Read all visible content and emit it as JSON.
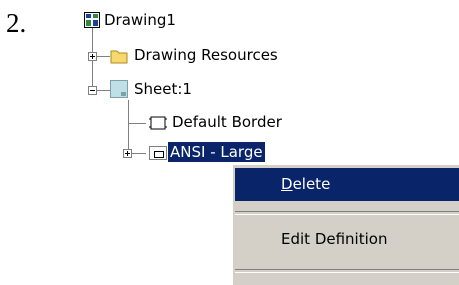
{
  "step": {
    "number": "2."
  },
  "tree": {
    "root": {
      "label": "Drawing1",
      "icon": "drawing-document-icon"
    },
    "children": [
      {
        "label": "Drawing Resources",
        "icon": "folder-icon",
        "expander": "plus"
      },
      {
        "label": "Sheet:1",
        "icon": "sheet-icon",
        "expander": "minus",
        "children": [
          {
            "label": "Default Border",
            "icon": "border-icon"
          },
          {
            "label": "ANSI - Large",
            "icon": "title-block-icon",
            "expander": "plus",
            "selected": true
          }
        ]
      }
    ]
  },
  "context_menu": {
    "items": [
      {
        "label_accel": "D",
        "label_rest": "elete",
        "highlighted": true
      },
      {
        "label": "Edit Definition"
      }
    ]
  },
  "colors": {
    "selection": "#0a246a",
    "menu_background": "#d4d0c8",
    "folder": "#f5d86e",
    "tree_line": "#808080"
  }
}
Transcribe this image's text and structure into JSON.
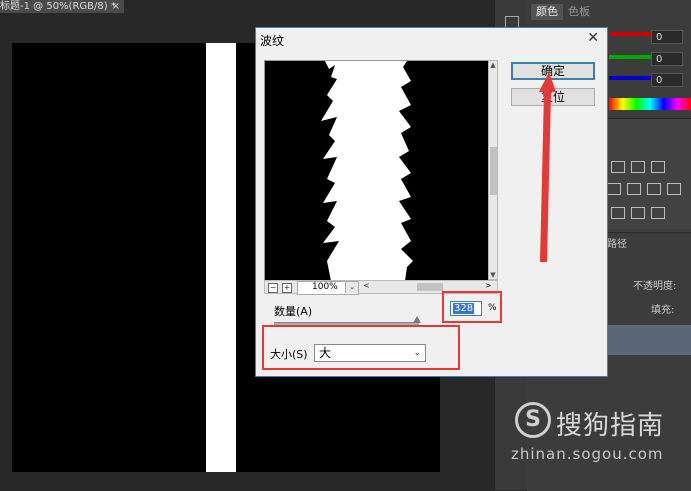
{
  "document": {
    "tab_title": "标题-1 @ 50%(RGB/8) *",
    "tab_close": "×"
  },
  "dialog": {
    "title": "波纹",
    "close_glyph": "✕",
    "ok_label": "确定",
    "reset_label": "复位",
    "zoom": {
      "minus": "−",
      "plus": "+",
      "value": "100%",
      "dropdown": "⌄",
      "scroll_left": "<",
      "scroll_right": ">"
    },
    "amount": {
      "label": "数量(A)",
      "value": "328",
      "unit": "%"
    },
    "size": {
      "label": "大小(S)",
      "value": "大",
      "dropdown": "⌄"
    }
  },
  "right_panel": {
    "tabs": [
      "颜色",
      "色板"
    ],
    "slider_values": [
      "0",
      "0",
      "0"
    ],
    "slider_colors": [
      "#cc0000",
      "#00aa00",
      "#0000cc"
    ],
    "layers_tab": "路径",
    "opacity_label": "不透明度:",
    "fill_label": "填充:"
  },
  "watermark": {
    "logo": "S",
    "text": "搜狗指南",
    "url": "zhinan.sogou.com"
  },
  "annotation_color": "#e53935"
}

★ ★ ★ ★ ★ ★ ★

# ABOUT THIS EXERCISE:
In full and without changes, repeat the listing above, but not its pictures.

# EXERCISE SOLUTION:
Read all visible content and emit it as JSON.
{
  "step": {
    "number": "2."
  },
  "tree": {
    "root": {
      "label": "Drawing1",
      "icon": "drawing-document-icon"
    },
    "children": [
      {
        "label": "Drawing Resources",
        "icon": "folder-icon",
        "expander": "plus"
      },
      {
        "label": "Sheet:1",
        "icon": "sheet-icon",
        "expander": "minus",
        "children": [
          {
            "label": "Default Border",
            "icon": "border-icon"
          },
          {
            "label": "ANSI - Large",
            "icon": "title-block-icon",
            "expander": "plus",
            "selected": true
          }
        ]
      }
    ]
  },
  "context_menu": {
    "items": [
      {
        "label_accel": "D",
        "label_rest": "elete",
        "highlighted": true
      },
      {
        "label": "Edit Definition"
      }
    ]
  },
  "colors": {
    "selection": "#0a246a",
    "menu_background": "#d4d0c8",
    "folder": "#f5d86e",
    "tree_line": "#808080"
  }
}
Transcribe this image's text and structure into JSON.
{
  "document": {
    "tab_title": "标题-1 @ 50%(RGB/8) *",
    "tab_close": "×"
  },
  "dialog": {
    "title": "波纹",
    "close_glyph": "✕",
    "ok_label": "确定",
    "reset_label": "复位",
    "zoom": {
      "minus": "−",
      "plus": "+",
      "value": "100%",
      "dropdown": "⌄",
      "scroll_left": "<",
      "scroll_right": ">"
    },
    "amount": {
      "label": "数量(A)",
      "value": "328",
      "unit": "%"
    },
    "size": {
      "label": "大小(S)",
      "value": "大",
      "dropdown": "⌄"
    }
  },
  "right_panel": {
    "tabs": [
      "颜色",
      "色板"
    ],
    "slider_values": [
      "0",
      "0",
      "0"
    ],
    "slider_colors": [
      "#cc0000",
      "#00aa00",
      "#0000cc"
    ],
    "layers_tab": "路径",
    "opacity_label": "不透明度:",
    "fill_label": "填充:"
  },
  "watermark": {
    "logo": "S",
    "text": "搜狗指南",
    "url": "zhinan.sogou.com"
  },
  "annotation_color": "#e53935"
}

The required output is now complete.